Such is the knee-jerk antagonism among the commenting classes for anything that smacks of selling power that even MMOs taking the Free-to-Play road from the off tend to fight shy of putting anything in the Cash Shop if it might draw negative headlines. Not that there's much evidence that it would hurt them financially if they did. If anything the evidence appears to run the other way.
H1Z1 took considerable flak for its paid-for airdrops earlier this year, pulling Smed away from his behind-the-scenes negotiations over the sale of the company and sending him into full damage-control mode back in his natural environment on Twitter. Didn't stop the "pay-to-win zombie survival game" becoming Steam's best-selling game, according to VentureBeat.
What's more, a couple of months after the supposed debacle and the PR storm that surrounded it, H1Z1 had apparently sold in excess of a million copies - that's a million people paying $20 each to play a poorly-reviewed alpha of a game that will, if it's ever finished, officially be "Free To Play". As for those airdrops, "no one buys the drops any more, I haven't seen a plane fly in and drop one for the longest time." reports Eurogamer's zombie expert.
As with most MMO controversies, Pay-to-Win, selling power and Cash Shops create a lot sound and an awful lot of fury but the substantive effect in-game is usually minimal, especially in the long term. The safe option, of course, is to sell only things to which no-one objects but that has its own dangers. If no-one objects to something you're selling there's a good chance it's because no-one cares and if no-one cares then no-one buys.
This supposed self-control, where game developers seek to fill their insubstantial shelves with equally ephemeral goods, while somehow managing to keep their customers excited and buying, leads to wilder and wackier attempts to draw everyone's attention. It's an ever-escalating cosmetic arms race that sees players mounted on flying unicorns, weilding weapons the size of telegraph poles and wearing armor that throws off particle effects like a poorly-designed experiment in the Large Hadron Collider.

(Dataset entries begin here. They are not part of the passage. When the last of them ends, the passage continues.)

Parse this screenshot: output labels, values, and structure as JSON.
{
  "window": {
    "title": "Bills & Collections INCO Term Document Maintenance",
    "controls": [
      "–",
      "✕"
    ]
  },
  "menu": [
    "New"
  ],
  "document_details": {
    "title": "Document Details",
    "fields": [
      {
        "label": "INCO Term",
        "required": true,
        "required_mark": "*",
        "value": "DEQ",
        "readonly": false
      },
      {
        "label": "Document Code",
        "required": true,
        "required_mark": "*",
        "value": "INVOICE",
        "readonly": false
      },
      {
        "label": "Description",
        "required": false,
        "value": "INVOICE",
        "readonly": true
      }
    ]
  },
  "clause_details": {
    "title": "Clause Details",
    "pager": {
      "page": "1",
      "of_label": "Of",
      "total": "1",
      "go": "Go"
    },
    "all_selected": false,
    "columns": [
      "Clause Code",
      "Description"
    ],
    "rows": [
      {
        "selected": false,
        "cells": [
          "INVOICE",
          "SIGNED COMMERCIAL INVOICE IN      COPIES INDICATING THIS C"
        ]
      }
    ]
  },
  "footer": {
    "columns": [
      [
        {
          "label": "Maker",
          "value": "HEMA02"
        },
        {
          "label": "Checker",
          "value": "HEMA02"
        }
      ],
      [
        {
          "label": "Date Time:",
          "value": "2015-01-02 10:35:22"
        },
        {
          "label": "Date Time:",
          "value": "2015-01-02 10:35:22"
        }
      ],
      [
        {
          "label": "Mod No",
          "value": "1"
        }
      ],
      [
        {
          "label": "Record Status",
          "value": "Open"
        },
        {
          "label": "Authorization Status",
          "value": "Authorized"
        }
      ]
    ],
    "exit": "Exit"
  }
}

Whatever the rights and wrongs we are where we are. Cash Shops are here and they will not be going away. Suits me. I like them. Well, in theory, I like them. In practice I tend to treat them exactly as I do bricks-and-mortar stores or online retailers: I spend hours window-shopping but I only break out my wallet when I see a bargain.

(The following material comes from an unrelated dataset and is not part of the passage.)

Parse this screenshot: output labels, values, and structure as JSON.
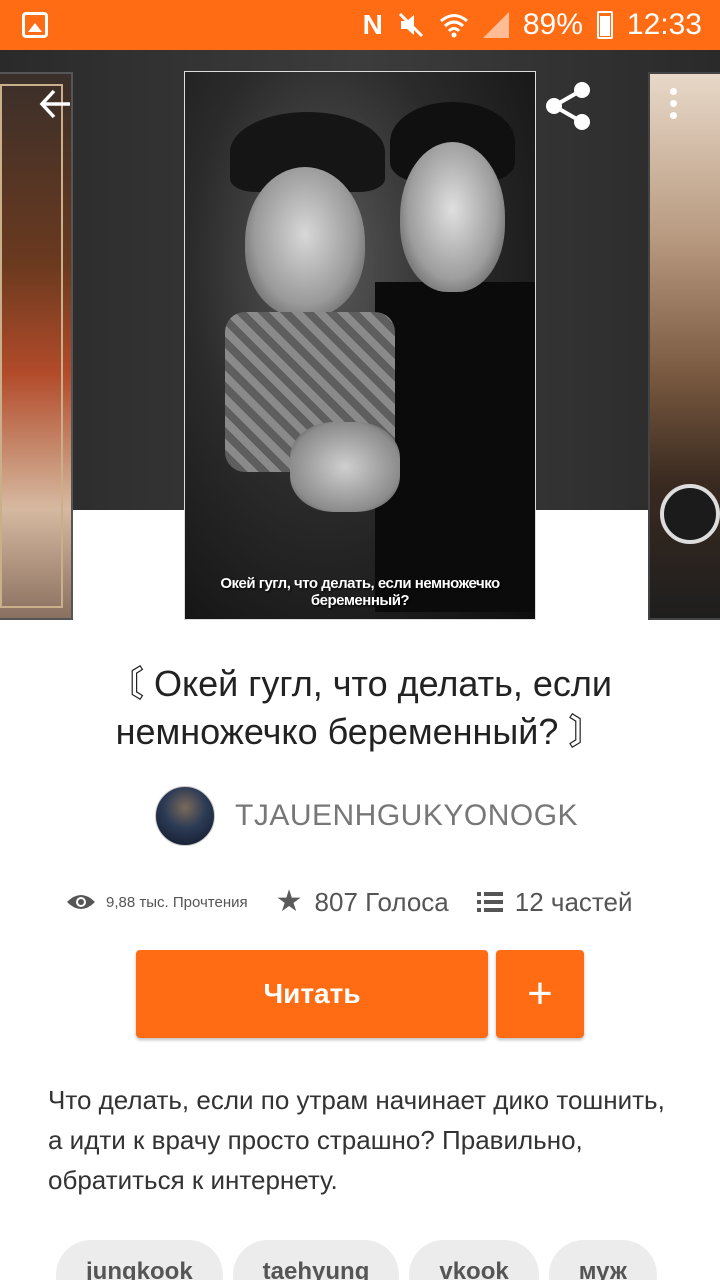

I've been eying both the Sonic Tunneling Tool and the Magic Carpet in GW2's gem shop since they were added long ago. I've admired Mrs Bhagpuss as she drifts past on her carpet and been surprised by her sudden appearance in a cloud of dust beneath my feet often enough to know how much fun these toys can be.
Last week they went on sale. Only 25% off but it was enough. I bought them both. The Sonic digger is a bit of a non-event but the carpet is amazing. It's a mount in a game that famously refuses to consider any possibility of mounts. It looks like a mount, it behaves like a mount. It is a mount.

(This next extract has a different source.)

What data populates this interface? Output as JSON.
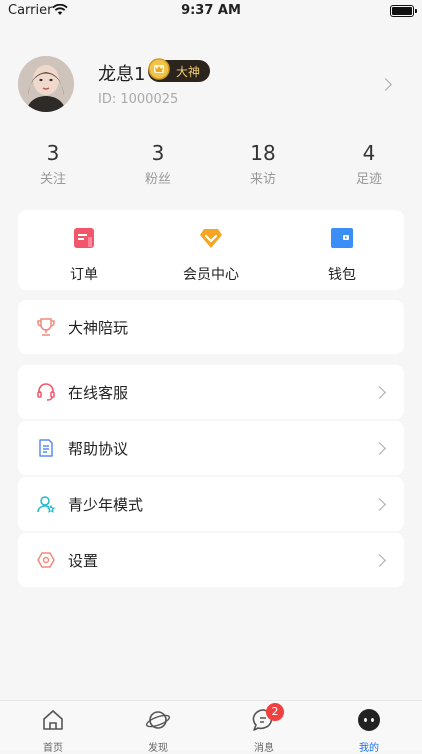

The irony is it's also the very same mount that, when it was introduced to EQ2 almost a decade ago, became the final straw that led me to abandon Live server Oasis for a full-time move to the sparsely-populated Test Server. I just had to get away from the damn things, which had become the must-have look-at-me item for bank and broker hoggers throughout Norrath.
It all looks very different when you're the one on the magic carpet, I'll tell you that! And that's the thing about Cash Shops: when they're selling something you want to buy they're a fantastic addition to the vibrant culture of the game. When they're not, well they're a threat to all we hold dear. Or just a waste of imaginary real estate.
Glad we got that sorted.